Here are five highlights from the Ketchum Global Business “Return On Purpose” Study.
1. Purpose-driven initiatives are strategic business moves
It’s impressive how many retailers (94 percent) and manufacturers (98 percent) say social good initiatives are important to their company. They also predict social impact will become even more critical in the next two years (93 percent). That’s great, as it’s better for the planet and means higher job security for us.
2. The top CSR motivators are (drum roll, please) reputation enhancement, business results, and competitive advantage
Retailers and manufacturers say based on their experience these factors drive the integration of corporate social responsibility (CSR) into operations, products and services. Of course, retailers are looking to manufacturers to increase sustainability and social good in their products and process without decreasing profit. That makes it a little tricky.
3. Add human resource and legal department workers to impact initiatives
It’s pretty obvious that C-suite executives are the biggest influencers on sustainability efforts. What is less well know is: “The most effective organizations bring all their resources to the table in a cross-functional team to amplify and ignite their meaning. When they do, magic happens,” said Carol Cone, CEO of On Purpose.
Right now 70 percent of teams include executives, marketing, external relations and operations. Who’s missing? Human resources and legal departments. They need to be added to the team because they are essential for implementing social impact and mitigating reputational risk.
Also, the people who don’t work at your company are powerful — consumers. Yes, retailers perceive customers to be one of the top three influences. In particular, millennials and Gen Z are big players in the marketplace and conscientious about spending their dollars on sustainable products from ethical companies.

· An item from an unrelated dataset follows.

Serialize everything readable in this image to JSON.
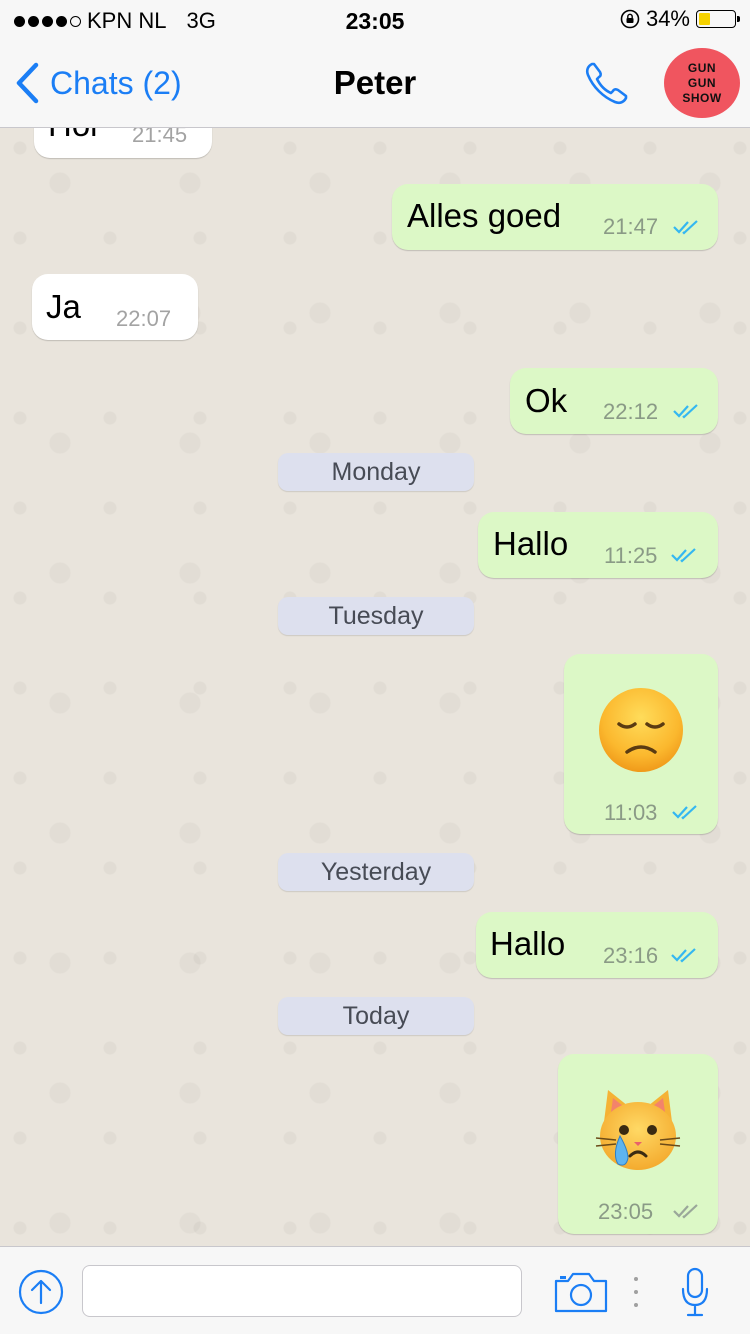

Lastly, European and United States manufacturers say regulators and legislators are also a top influencer. Makes sense.
4. Measuring business results gets easier when retailers and manufacturers collaborate
Four in 10 retailers say that social good initiatives only make sense when a return on investment can be measured. However, around half (48 percent of manufacturers and 44 percent of retailers) say ROI is too hard to measure.
To improve efficiency and effectiveness, retailers and manufacturers can partner to define, prioritize and share metrics. Retailers rank customer satisfaction is the most important measurement (60 percent). Manufacturers cite operational efficiency and customer satisfaction as the top metric (66 percent).
5. The top barrier to integrating social impact is poor storytelling
If you want purpose to be integrated into every fiber of your company, you need to tell a powerful story. Communications, marketing and sales departments should be sharing your company’s social innovation story with external audiences. Tell them what you’re doing, how it impacts them and why it’s valuable to the rest of the world.
Ketchum and Carol Cone On Purpose say they hope this research will encourage manufacturers and retailers to discuss ways to collaborate.
“This study really underscores the importance businesses attach to their impact on the environment and support of social initiatives,” said Monica Marshall, SVP and director of sustainability and social impact at Ketchum. When companies discuss these findings, she recommended they be transparent about any challenges and honestly say, “‘Yeah, we have it’ or ‘No, here are some gaps and what can we do to make it more sustainable? How can we collaborate?’”
Image (cropped) courtesy of Ketchum